Adam, the project owner, is present in all the planning meetings including daily stand-up meetings which keep him aware of the progress of the sprint and release. He is subject matter expert and talks to the customer (Kevin) on the daily basis. Occasionally, Kevin visits us and sits in our meetings. After every sprint team gives a demo of the product to Kevin and the team. That meeting and demo is called Sprint Review meeting. We welcome everyone to attend Sprint review meetings. It is a good time to get feedback on the product. Also Adam makes sure that the customers (Kevin and his team) understand what we are building and why we are building certain feature before others.
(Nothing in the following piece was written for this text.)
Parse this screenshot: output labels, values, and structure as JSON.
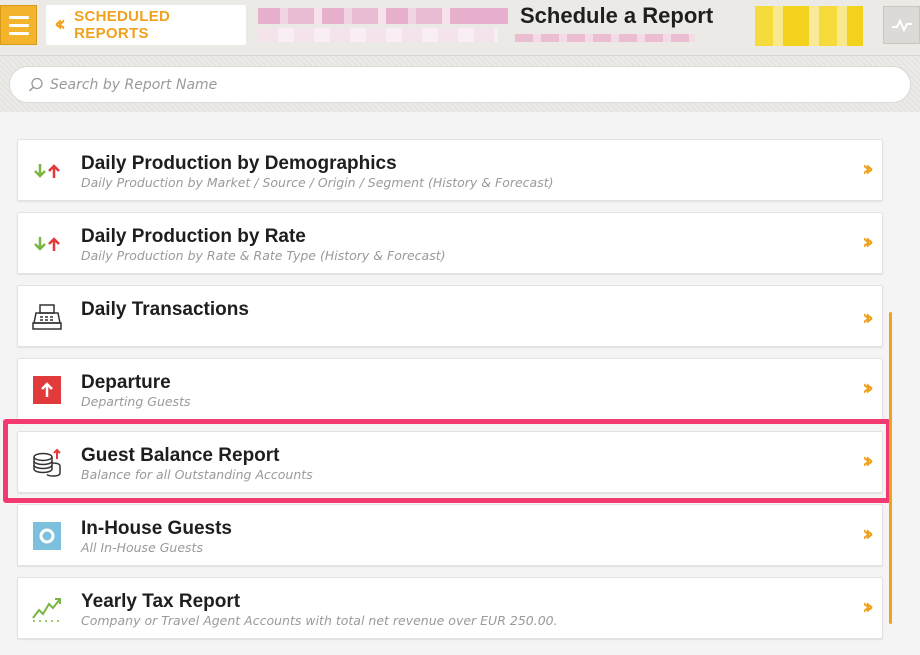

At the end of every sprint (after 2 weeks), we have another meeting called Sprint retrospective meeting within the team. Kevin (Customer Representative) usually does not attend sprint retrospective meeting. In this particular meeting we discuss the processes we followed during the sprint. We point out what went really well and what did not go as good as we planned. Mark (scrum master) makes changes to the process followed during the sprint based on feedback given during the meeting. Changes to project processes include changes in communication, project velocity, and architecture design or any other practice or process. The number of tasks completed in a sprint by the team is called velocity of the sprint. It’s measured in ideal hours or Story Points.
We deliver or “release” the product to customer after every six sprints. At release level we prefer to provide customer working software. Adam, the project owner, takes care of the User Stories at release level as well. He manages the release level backlog and selects user stories to be completed from Project backlog and moves them to release backlog. Release related planning is performed in release planning meetings. In summary, Adam manages three types of backlogs, project backlog, release backlog and sprint backlog.
Sometimes we still have a few stories left in the backlog at the end of the project. The reason is that we try to complete those requirements which add most value to the customer. Some of the features might not add that much value to the customer in the allocated project time so those requirements are not implemented in that project.
Author: Mobeen Siddiqui, Provides Agile coaching services in Minnesota, particularly in greater Minneapolis area.